• Some industry terms that I wish would quickly pass out of use: content (movies); content provider (somebody that makes movies); intellectual property (ideas); reimagine (remake by totally ignoring what made the original memorable); reboot (a do-over when you mess up the original); franchise (a movie series with lots of merchandising potential); multiple distribution platforms (movie theaters, TV sets, and your cellphone); original (unoriginal); and edgy (?). Sometimes it’s easier (and clearer) to just say what you mean.

• Some of the studios have kicked up quite a fuss with their announcement that they intend to offer some of their movies on pay-per-view -- the hefty price of $30 a pop -- only sixty days after the films premiere in theaters. Theater owners (who have already seen the average run shrink from several months a decade or so ago to just a few weeks these days) are balking and threatening to boycott any film slated for such a deal because they (rightly, it seems to me) feel that if viewers know they can see a film at home in just a few weeks, they will probably stop coming to the theaters. A number of prominent filmmakers, including James Cameron, Peter Jackson, and Kathryn Bigelow, have sided with the theater owners, with director Todd Phillips providing the most memorable quote: “If I wanted to make movies for television, I would have become a TV director.” My thought as I followed all of this: if the studios continue on the path that they are on and keep doing all they can to take the specialness out of movies (with the endless remakes, tiresome CGI and 3D, the lousy posters [see above], etc.), then they’ll eventually reach their goal and movies won’t be special anymore. I don’t know about anyone else, but I’m certainly not willing to pay $15 a ticket for, buy a DVD of, or pay $30 for a one-time viewing of something that isn’t special. So good luck with that business plan.

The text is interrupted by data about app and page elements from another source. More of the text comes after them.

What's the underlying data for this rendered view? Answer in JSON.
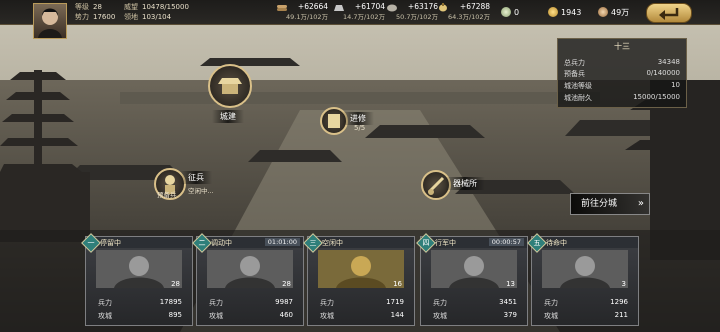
{
  "player": {
    "stats": [
      {
        "label": "等级",
        "value": "28"
      },
      {
        "label": "威望",
        "value": "10478/15000"
      },
      {
        "label": "势力",
        "value": "17600"
      },
      {
        "label": "领地",
        "value": "103/104"
      }
    ]
  },
  "resources": [
    {
      "amount": "+62664",
      "stock": "49.1万/102万",
      "icon": "wood-icon"
    },
    {
      "amount": "+61704",
      "stock": "14.7万/102万",
      "icon": "iron-icon"
    },
    {
      "amount": "+63176",
      "stock": "50.7万/102万",
      "icon": "stone-icon"
    },
    {
      "amount": "+67288",
      "stock": "64.3万/102万",
      "icon": "grain-icon"
    }
  ],
  "currency": {
    "jade": "0",
    "gold": "1943",
    "copper": "49万"
  },
  "city_panel": {
    "title": "十三",
    "rows": [
      {
        "label": "总兵力",
        "value": "34348"
      },
      {
        "label": "预备兵",
        "value": "0/140000"
      },
      {
        "label": "城池等级",
        "value": "10"
      },
      {
        "label": "城池耐久",
        "value": "15000/15000"
      }
    ]
  },
  "buildings": {
    "construction": "城建",
    "upgrade": "进修",
    "upgrade_count": "5/5",
    "recruit": "征兵",
    "recruit_status": "空闲中...",
    "recruit_tag": "预备兵",
    "armory": "器械所"
  },
  "goto_button": "前往分城",
  "armies": [
    {
      "badge": "一",
      "badge_color": "#2f7f7a",
      "status": "停留中",
      "timer": "",
      "level": "28",
      "troops_label": "兵力",
      "troops": "17895",
      "siege_label": "攻城",
      "siege": "895"
    },
    {
      "badge": "二",
      "badge_color": "#2f7f7a",
      "status": "调动中",
      "timer": "01:01:00",
      "level": "28",
      "troops_label": "兵力",
      "troops": "9987",
      "siege_label": "攻城",
      "siege": "460"
    },
    {
      "badge": "三",
      "badge_color": "#2f7f7a",
      "status": "空闲中",
      "timer": "",
      "level": "16",
      "troops_label": "兵力",
      "troops": "1719",
      "siege_label": "攻城",
      "siege": "144"
    },
    {
      "badge": "四",
      "badge_color": "#2f7f7a",
      "status": "行军中",
      "timer": "00:00:57",
      "level": "13",
      "troops_label": "兵力",
      "troops": "3451",
      "siege_label": "攻城",
      "siege": "379"
    },
    {
      "badge": "五",
      "badge_color": "#2f7f7a",
      "status": "待命中",
      "timer": "",
      "level": "3",
      "troops_label": "兵力",
      "troops": "1296",
      "siege_label": "攻城",
      "siege": "211"
    }
  ]
}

• On a related note... Dear BBC America: one of the joys of Doctor Who is its intricately constructed and complex time and space-jumping plotlines. If you insist on interrupting such complex narratives with six long commercial breaks an hour (that for some reason you promote as being “limited commercial interruption” and that you make even longer by including behind-the-scenes footage from the show currently in progress), then you are providing me with no incentive to watch the show on your channel. There are plenty of other options, you know…